Yeah, I’m a fairy.
No, not that kind.
I let a half mile of clear-cut rumble past the window while I thought about my crappy mood, contemplating the butchered landscape. Back when I was a kid, I used to enjoy the ride to town because the road wound through a mosaic of wetlands and forest and lakes.
Mostly gone now: the forest, the marshes around the lakes, the moose.
Yeah, I’m half-human, half-forest spirit from the wild hare clan—what anthropologists call a trickster—and I live by the wild hare code of “feed, fight, fornicate”; except that’s using the nice word for it.
Maybe Arne had a point. Maybe I didn’t fight hard enough to better this world I so reluctantly belonged to. After all, my personal life was generally OK, so why get into a brawl about shit I couldn’t change?
What I didn’t know, as the ruined scenery brushed past, was that my personal life would soon go tits up too, and I’d get pushed into fighting in ways I’d never fought before. Lucky me.

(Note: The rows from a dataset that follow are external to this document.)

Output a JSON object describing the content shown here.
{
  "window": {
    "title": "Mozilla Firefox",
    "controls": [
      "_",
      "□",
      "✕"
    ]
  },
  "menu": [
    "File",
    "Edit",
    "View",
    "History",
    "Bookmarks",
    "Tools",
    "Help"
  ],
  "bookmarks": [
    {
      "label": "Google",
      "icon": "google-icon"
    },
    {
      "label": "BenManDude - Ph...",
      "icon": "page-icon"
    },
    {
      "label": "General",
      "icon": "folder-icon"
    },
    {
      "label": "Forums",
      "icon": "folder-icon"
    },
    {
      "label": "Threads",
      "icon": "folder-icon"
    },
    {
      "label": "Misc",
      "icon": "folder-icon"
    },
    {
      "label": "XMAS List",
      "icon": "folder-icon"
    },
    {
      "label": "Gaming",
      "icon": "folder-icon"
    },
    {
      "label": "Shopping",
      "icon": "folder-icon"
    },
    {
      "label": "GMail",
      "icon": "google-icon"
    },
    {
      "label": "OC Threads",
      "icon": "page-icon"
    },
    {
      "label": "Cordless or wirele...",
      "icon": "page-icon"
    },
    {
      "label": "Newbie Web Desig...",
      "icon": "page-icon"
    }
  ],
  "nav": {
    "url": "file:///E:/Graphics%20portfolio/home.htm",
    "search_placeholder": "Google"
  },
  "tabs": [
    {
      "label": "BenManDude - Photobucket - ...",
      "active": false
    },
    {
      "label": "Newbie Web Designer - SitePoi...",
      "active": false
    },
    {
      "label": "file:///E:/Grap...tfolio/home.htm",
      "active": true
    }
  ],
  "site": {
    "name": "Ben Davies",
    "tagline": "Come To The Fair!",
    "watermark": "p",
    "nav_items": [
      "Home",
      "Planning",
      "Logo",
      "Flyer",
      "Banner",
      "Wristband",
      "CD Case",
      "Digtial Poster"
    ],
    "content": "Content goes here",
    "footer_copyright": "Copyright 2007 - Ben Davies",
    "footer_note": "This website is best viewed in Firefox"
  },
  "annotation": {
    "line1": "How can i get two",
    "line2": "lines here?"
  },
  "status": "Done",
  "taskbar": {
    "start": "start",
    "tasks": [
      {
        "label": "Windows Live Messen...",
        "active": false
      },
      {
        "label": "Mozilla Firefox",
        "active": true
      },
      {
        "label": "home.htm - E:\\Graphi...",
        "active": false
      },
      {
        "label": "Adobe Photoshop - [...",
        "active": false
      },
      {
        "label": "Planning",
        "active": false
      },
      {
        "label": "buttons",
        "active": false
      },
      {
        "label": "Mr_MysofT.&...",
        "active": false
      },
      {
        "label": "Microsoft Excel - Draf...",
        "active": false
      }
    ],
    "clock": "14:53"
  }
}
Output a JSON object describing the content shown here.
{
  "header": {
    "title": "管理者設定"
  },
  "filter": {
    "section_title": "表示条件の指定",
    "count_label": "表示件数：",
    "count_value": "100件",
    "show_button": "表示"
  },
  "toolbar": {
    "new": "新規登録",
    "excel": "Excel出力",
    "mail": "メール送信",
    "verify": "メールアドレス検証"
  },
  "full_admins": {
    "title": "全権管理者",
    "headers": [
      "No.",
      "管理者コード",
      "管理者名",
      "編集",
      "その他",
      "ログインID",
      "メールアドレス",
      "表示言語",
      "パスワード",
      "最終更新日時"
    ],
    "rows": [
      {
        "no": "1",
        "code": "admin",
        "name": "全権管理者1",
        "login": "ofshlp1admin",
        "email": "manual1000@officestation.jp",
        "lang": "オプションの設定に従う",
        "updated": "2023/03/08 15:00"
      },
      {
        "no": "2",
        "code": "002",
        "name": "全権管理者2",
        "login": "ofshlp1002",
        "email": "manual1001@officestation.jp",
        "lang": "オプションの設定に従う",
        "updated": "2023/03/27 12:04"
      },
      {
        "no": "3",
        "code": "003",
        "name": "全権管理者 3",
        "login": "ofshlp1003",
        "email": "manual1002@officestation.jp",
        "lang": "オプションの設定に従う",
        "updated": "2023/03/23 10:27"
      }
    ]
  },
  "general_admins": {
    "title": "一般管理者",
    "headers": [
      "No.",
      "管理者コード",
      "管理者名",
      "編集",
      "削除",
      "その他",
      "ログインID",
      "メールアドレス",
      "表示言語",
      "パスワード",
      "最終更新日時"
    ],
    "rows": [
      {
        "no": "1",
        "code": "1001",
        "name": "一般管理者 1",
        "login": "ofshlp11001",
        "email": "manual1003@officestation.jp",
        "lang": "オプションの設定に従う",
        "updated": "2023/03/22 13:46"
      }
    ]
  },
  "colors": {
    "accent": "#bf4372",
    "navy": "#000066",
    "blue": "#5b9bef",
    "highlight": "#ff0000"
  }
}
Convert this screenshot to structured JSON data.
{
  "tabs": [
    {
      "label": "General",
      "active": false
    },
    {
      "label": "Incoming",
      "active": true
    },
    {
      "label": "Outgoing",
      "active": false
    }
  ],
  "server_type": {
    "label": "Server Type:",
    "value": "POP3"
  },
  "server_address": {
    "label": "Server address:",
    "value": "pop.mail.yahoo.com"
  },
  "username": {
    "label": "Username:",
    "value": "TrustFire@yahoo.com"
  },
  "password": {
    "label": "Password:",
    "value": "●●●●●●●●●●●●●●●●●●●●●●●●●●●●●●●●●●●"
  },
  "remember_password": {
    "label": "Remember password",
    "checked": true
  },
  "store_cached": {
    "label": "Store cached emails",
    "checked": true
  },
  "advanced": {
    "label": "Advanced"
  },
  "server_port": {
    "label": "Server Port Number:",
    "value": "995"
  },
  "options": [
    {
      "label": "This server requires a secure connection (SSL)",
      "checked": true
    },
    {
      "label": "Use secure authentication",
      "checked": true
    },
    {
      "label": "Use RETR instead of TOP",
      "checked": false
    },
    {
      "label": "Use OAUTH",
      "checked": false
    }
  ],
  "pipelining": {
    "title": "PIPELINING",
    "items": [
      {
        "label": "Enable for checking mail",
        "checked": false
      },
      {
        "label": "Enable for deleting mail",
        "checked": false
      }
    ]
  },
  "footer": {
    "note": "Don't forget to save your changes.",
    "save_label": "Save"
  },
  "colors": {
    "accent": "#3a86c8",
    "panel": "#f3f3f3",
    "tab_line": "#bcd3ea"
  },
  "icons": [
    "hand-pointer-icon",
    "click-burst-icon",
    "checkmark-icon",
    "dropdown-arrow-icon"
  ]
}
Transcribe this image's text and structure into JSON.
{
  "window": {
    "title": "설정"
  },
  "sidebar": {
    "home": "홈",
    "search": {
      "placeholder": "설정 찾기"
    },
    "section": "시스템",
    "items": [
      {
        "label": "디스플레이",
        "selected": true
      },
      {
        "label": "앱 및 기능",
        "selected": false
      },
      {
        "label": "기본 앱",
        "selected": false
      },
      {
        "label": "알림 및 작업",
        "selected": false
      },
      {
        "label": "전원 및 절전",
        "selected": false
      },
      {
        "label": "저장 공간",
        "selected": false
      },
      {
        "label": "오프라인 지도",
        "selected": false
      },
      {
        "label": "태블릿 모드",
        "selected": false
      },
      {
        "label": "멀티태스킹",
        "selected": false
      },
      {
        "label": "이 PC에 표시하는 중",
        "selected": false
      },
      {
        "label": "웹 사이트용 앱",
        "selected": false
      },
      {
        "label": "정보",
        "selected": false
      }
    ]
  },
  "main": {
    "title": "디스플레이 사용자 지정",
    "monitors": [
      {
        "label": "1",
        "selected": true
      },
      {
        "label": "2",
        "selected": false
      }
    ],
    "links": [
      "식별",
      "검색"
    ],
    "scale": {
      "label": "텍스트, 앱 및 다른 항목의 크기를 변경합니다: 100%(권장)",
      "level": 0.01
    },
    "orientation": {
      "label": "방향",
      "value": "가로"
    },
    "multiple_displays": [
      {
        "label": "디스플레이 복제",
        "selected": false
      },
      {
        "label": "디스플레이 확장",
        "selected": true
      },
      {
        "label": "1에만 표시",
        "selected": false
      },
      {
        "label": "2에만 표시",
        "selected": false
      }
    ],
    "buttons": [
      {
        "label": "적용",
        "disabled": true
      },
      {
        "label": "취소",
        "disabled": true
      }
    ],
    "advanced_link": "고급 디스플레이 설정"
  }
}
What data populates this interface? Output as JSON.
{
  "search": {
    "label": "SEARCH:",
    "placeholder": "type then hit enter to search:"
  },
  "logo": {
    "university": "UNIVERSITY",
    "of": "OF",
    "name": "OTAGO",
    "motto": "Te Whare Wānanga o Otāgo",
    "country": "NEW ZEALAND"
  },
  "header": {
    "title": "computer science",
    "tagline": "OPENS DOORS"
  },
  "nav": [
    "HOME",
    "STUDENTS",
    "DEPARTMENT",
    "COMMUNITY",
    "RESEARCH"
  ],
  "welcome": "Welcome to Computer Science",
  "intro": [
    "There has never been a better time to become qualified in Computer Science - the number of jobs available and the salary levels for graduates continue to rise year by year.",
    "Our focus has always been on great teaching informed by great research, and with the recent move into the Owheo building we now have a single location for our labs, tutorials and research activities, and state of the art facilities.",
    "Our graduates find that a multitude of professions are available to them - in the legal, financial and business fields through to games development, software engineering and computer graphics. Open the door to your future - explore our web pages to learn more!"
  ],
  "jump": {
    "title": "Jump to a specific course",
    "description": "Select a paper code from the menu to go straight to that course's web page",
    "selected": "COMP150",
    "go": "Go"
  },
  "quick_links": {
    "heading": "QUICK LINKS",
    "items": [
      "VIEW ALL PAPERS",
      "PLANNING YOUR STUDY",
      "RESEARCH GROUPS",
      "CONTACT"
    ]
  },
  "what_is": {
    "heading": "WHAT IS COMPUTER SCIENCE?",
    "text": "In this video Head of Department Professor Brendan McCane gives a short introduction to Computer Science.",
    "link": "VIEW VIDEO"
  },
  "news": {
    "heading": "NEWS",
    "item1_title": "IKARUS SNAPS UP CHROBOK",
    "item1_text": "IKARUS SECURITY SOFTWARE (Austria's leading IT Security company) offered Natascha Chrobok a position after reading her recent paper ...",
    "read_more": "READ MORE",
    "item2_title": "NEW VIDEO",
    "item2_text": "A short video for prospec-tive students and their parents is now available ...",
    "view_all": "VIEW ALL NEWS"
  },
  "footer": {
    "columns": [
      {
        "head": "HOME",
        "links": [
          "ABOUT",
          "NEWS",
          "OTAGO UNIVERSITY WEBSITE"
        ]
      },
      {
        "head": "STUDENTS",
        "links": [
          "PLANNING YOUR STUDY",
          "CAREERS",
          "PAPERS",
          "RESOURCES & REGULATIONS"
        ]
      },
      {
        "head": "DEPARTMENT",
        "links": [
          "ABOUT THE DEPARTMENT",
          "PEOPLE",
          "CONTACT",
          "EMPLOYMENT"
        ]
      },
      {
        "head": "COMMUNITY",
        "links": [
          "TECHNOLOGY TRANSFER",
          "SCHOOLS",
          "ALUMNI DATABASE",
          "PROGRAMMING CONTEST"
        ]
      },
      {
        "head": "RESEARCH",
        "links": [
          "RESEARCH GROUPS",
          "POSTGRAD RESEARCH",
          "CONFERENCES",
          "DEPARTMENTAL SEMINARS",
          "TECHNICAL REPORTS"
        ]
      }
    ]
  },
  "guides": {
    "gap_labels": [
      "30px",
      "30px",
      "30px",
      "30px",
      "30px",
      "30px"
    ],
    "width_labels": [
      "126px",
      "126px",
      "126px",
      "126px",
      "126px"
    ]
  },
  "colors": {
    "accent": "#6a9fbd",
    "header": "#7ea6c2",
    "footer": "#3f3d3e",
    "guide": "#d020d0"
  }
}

KCFinn Reader's Favorites Wild Hare is a fast paced work of apocalyptic and dystopian fiction penned by author Laura Koerber. Combining such varied concepts as fantasy and magic with climate change and political domination is no mean feat, but the plot of this adventurous tale does just that. The central character is Bobby Fallon, an acerbic petty criminal who happens to be part forest fairy. Attached to the Wild Hare clan and guarding a small patch of turf, Bobby negotiates the problems of the real world as everything slowly turns to chaos around him. Poking fun at the exacerbation of conservativism, Bobby’s daily struggles are leading him to the end of the world, and he knows it.
Author Laura Koerber has created a truly unusual work of fiction, painting a portrait of a more realistic apocalypse that everyone can actually see coming. Charged with in-jokes about the current state of politics in the USA, the themes are gently wound into a humorous and genuinely compelling tale of ordinary people trying to get on with their lives. Despite the disaster around him and some of Bobby’s more questionable actions, it’s clear that he is written with affection, and grows on you as a fashionable anti-hero rebelling against every plot twist that hits him. The atmosphere is well maintained from scene to scene, dwelling in that strange place where you can’t believe that something is true, yet you know it really is. Overall, Wild Hare is masterful in its blend of satire and dystopian adventure, with a magical twist that offsets the reality of the plot beautifully.